• [EXERCISE AIM] From first line to last, output the records below exactly.

• [RECORDS FOR THIS EXERCISE]
☆ ☆ ☆ ☆ ☆ ☆ ☆

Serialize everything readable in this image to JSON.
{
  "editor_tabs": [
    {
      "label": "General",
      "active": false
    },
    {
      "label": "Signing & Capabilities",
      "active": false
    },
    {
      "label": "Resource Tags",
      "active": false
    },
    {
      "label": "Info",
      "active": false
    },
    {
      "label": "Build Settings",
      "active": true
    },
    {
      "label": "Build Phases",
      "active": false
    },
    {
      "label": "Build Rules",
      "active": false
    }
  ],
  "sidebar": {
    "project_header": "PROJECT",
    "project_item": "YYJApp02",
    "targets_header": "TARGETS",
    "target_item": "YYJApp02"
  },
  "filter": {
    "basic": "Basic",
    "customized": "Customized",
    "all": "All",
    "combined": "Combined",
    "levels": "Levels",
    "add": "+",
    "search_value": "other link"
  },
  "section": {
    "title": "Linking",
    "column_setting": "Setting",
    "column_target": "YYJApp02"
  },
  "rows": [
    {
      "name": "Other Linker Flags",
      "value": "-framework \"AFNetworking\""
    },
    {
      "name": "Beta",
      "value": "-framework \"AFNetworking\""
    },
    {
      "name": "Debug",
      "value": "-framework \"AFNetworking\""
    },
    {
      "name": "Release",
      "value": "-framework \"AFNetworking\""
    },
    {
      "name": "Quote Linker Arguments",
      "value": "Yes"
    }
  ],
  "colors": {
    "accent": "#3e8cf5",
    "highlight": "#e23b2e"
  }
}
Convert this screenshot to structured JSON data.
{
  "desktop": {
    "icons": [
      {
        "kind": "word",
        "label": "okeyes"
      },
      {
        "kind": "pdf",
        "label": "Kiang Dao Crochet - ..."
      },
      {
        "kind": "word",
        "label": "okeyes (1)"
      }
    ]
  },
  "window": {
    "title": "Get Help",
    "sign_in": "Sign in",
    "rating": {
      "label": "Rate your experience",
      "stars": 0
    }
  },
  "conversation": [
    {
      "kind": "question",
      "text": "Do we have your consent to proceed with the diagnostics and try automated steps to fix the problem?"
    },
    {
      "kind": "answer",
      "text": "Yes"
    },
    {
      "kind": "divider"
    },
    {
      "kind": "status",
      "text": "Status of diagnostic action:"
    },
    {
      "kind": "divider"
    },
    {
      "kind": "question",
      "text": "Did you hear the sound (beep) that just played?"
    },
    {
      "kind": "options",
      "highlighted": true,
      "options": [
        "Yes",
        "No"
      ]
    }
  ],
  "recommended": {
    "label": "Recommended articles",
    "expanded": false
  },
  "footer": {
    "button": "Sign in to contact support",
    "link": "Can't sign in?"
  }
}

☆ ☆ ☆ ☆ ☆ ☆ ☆

• [TASK ANSWER]
Serialize everything readable in this image to JSON.
{
  "editor_tabs": [
    {
      "label": "General",
      "active": false
    },
    {
      "label": "Signing & Capabilities",
      "active": false
    },
    {
      "label": "Resource Tags",
      "active": false
    },
    {
      "label": "Info",
      "active": false
    },
    {
      "label": "Build Settings",
      "active": true
    },
    {
      "label": "Build Phases",
      "active": false
    },
    {
      "label": "Build Rules",
      "active": false
    }
  ],
  "sidebar": {
    "project_header": "PROJECT",
    "project_item": "YYJApp02",
    "targets_header": "TARGETS",
    "target_item": "YYJApp02"
  },
  "filter": {
    "basic": "Basic",
    "customized": "Customized",
    "all": "All",
    "combined": "Combined",
    "levels": "Levels",
    "add": "+",
    "search_value": "other link"
  },
  "section": {
    "title": "Linking",
    "column_setting": "Setting",
    "column_target": "YYJApp02"
  },
  "rows": [
    {
      "name": "Other Linker Flags",
      "value": "-framework \"AFNetworking\""
    },
    {
      "name": "Beta",
      "value": "-framework \"AFNetworking\""
    },
    {
      "name": "Debug",
      "value": "-framework \"AFNetworking\""
    },
    {
      "name": "Release",
      "value": "-framework \"AFNetworking\""
    },
    {
      "name": "Quote Linker Arguments",
      "value": "Yes"
    }
  ],
  "colors": {
    "accent": "#3e8cf5",
    "highlight": "#e23b2e"
  }
}
Convert this screenshot to structured JSON data.
{
  "desktop": {
    "icons": [
      {
        "kind": "word",
        "label": "okeyes"
      },
      {
        "kind": "pdf",
        "label": "Kiang Dao Crochet - ..."
      },
      {
        "kind": "word",
        "label": "okeyes (1)"
      }
    ]
  },
  "window": {
    "title": "Get Help",
    "sign_in": "Sign in",
    "rating": {
      "label": "Rate your experience",
      "stars": 0
    }
  },
  "conversation": [
    {
      "kind": "question",
      "text": "Do we have your consent to proceed with the diagnostics and try automated steps to fix the problem?"
    },
    {
      "kind": "answer",
      "text": "Yes"
    },
    {
      "kind": "divider"
    },
    {
      "kind": "status",
      "text": "Status of diagnostic action:"
    },
    {
      "kind": "divider"
    },
    {
      "kind": "question",
      "text": "Did you hear the sound (beep) that just played?"
    },
    {
      "kind": "options",
      "highlighted": true,
      "options": [
        "Yes",
        "No"
      ]
    }
  ],
  "recommended": {
    "label": "Recommended articles",
    "expanded": false
  },
  "footer": {
    "button": "Sign in to contact support",
    "link": "Can't sign in?"
  }
}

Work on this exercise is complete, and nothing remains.